While this marks a big step forward, Afghan police women still have to work against Afghanistan’s centuries-old, embedded cultural norms that completely reject the notion of women’s independence. Parwin and Dr D. both tell me that misogyny is deeply ingrained within the minds of many Afghan men. Parwin is frequently told that, because she is a woman, “you had better sit down somewhere quiet and not take part in these activities.” She and Dr. D tell me that women are treated as slaves often by their husband and his extended family—and domestic violence is “very normal.” In fact, according to Sima Samar, the head of Afghanistan’s human rights commission, violent crime against women hit record levels in 2013: “The brutality of the cases is really bad. Cutting the nose, lips and ears. Committing public rape.” Despite the fact that marrying off child brides for money has now been made illegal, girls are still, according to Parwin, “sold like animals” between farming families in order to pay off loans and drug debts. Despite the lack of accurate figures showing numbers of girls – and sometimes boys – involved, women’s rights activists claim that the practice of selling off girls as young as six remains widespread in Afghanistan.

During her time at the UNDP, Samira had the difficult task of encouraging families to allow their daughters to join the police. “Policing is not considered a job for women in Afghanistan,” she says. “They carry very bad names” such as “whore” and “prostitute” due to their working side by side with men. According to a 2013 Oxfam report, sexual harassment and assault against female police officers is widespread—treatment that also takes place within the police force. Human Rights Watch details abuses by male officers against their female colleagues as well as lack of adequate, private facilities provided for women in the ANP. For example, it reported men “making peepholes” and harassing women in police bathrooms.
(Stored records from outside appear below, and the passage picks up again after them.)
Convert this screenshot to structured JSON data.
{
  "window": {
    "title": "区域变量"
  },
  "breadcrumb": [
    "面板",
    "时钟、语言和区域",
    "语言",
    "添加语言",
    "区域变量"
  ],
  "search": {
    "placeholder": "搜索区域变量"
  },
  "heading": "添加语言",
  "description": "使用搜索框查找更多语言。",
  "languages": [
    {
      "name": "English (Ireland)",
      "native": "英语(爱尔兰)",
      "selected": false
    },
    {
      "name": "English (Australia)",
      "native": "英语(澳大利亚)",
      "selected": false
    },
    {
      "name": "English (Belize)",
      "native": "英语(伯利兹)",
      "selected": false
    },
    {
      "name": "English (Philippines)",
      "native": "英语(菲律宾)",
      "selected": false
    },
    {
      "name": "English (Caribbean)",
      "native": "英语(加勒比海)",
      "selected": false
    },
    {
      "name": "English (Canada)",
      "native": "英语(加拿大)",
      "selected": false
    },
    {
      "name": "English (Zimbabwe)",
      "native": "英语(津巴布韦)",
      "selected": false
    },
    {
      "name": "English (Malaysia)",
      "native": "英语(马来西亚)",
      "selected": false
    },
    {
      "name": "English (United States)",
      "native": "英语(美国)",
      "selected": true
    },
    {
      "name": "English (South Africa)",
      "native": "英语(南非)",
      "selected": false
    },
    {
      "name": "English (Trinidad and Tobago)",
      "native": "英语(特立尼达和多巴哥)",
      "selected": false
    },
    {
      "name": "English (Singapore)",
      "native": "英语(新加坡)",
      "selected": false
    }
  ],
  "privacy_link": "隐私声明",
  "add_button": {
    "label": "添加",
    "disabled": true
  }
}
According to a senior British commander who served in Afghanistan, policewomen try and hide their uniforms from their family as they’re leaving for work. Take one anonymous young police officer, who hides her uniform in her bag as she sets off for what her parents believe is her teaching job at a girls’ school.

Soon after the recruitment process started, a murderous campaign against policewomen began. In 2008, gunmen in Kandahar killed Lieutenant-Colonel Malalai Kakar, the country’s most prominent policewoman and head of Kandahar’s department of crimes against women. More recently, in 2013, four female officers were killed on the streets by unidentified gunmen. One of those murdered was the highest ranking female police officer in the Helmand province of Afghanistan. Yet, despite past losses and present dangers, new female recruits keep signing up.

Women are taking the same fearless approach towards joining men the battlefield. 23-year-old Lena Abdali was one of the women who from 2011, was recruited into Afghanistan’s special forces, and went on to join more than 1,000 women reported to have joined the security forces in 2013. She puts her life in danger “for the women and culture in Afghanistan,” she says and asks “if men can carry out this duty, why not women?” Her male counterparts share the same view: “In a military operation, we need our sisters as much as we need our brothers,” says Afghan special forces soldier, Agha Sharin Noori. Col. And, according to Jalaluddin Yaftaly, commander of the Afghan National Army’s joint Special Unit “we were faced with so many problems when we didn’t have female special forces in our units.”

Afghan women—from those manning police checkpoints to those helping empower the country’s next generation of girls—are refusing to accept brutality as part of their daughters’ and granddaughters’ futures. Afghanistan’s fight for women’s rights has been and will continue to be a grinding struggle and, despite the great strides that have been made, progress remains fragile. “Women’s rights in Afghanistan” is not a subject of the past, or a side issue for another day. The needs of women must be listened to, both on the ground and at the table of those establishing a post-transition settlement for Afghanistan. The daily risks taken and sacrifices made by the women of Afghanistan deserve nothing less.


by Emily Dyer / November 21, 2014 /